Israel has a single-column import tariff based on the Brussels nomenclature classification. Ad valorem rates predominate, although specific and compound rates are also used. Most basic food commodities, raw materials, and machinery for agricultural or industrial purposes are exempt from customs duties. The highest rates are applied to nonessential foodstuffs, luxury items, and manufactured goods that are of a type produced in Israel. There are also a 17% value-added tax (VAT), which is levied on virtually all commodities except fresh fruits and vegetables, and a purchase tax ranging from 5–90% on most consumer goods.
A free-trade agreement between Israel and the then-European Community (today, the European Union) took effect on 1 July 1975. Under this agreement, EC tariffs on Israel's industrial exports were immediately reduced by 60% and were subsequently eliminated. Preferential treatment has also been extended to Israel's agricultural exports. In return, Israel has granted concessions to the European Union on many categories of industrial and agricultural imports and agreed to gradually abolish its customs duties on imports from the European Union.

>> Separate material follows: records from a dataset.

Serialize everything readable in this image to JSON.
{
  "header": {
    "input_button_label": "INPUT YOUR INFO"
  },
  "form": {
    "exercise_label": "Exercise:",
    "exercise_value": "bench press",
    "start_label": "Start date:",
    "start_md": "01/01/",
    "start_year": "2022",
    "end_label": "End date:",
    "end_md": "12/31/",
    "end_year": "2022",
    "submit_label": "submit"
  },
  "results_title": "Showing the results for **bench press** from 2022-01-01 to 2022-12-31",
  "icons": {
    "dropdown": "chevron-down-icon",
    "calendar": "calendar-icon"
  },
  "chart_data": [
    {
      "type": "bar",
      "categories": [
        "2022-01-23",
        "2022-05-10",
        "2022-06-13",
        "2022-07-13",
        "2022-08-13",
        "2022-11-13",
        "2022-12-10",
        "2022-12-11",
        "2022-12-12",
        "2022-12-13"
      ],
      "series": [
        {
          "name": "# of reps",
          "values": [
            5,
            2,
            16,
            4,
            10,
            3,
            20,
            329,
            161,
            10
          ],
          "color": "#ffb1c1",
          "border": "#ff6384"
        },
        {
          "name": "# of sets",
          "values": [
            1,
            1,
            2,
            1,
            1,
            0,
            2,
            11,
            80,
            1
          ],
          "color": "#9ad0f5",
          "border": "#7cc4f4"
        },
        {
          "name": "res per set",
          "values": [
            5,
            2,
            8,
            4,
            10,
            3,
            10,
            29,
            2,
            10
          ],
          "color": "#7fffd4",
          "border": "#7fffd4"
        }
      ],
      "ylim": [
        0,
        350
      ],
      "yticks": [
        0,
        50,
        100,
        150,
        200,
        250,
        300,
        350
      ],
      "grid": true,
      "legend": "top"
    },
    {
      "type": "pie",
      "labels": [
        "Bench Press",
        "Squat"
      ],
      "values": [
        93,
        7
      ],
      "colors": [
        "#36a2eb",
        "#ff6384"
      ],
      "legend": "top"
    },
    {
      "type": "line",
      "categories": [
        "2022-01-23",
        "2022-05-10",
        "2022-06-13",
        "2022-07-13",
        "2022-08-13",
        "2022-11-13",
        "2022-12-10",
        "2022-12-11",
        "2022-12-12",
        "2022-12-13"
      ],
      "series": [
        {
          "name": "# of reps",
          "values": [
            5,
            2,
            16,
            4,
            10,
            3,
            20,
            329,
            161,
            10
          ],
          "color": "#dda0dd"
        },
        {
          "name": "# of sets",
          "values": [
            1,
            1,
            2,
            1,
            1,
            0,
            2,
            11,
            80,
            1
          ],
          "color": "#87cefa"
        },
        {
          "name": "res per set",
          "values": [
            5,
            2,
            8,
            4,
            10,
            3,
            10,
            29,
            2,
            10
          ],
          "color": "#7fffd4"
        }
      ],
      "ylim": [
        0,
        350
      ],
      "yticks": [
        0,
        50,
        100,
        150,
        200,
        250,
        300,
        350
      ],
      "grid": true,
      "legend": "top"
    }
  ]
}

Israel also belongs to the World Trade Organization (WTO) and operates its trade regime according to WTO guidelines. Most significantly, the WTO calls for the elimination of non-tariff barriers. Israel also signed a free trade agreement with the United States in 1985, which called for the elimination of all remaining duties on US-made products by 1 January 1995. However, Israel and the United States differ on the interpretation of the treaty and it has yet to be fully implemented.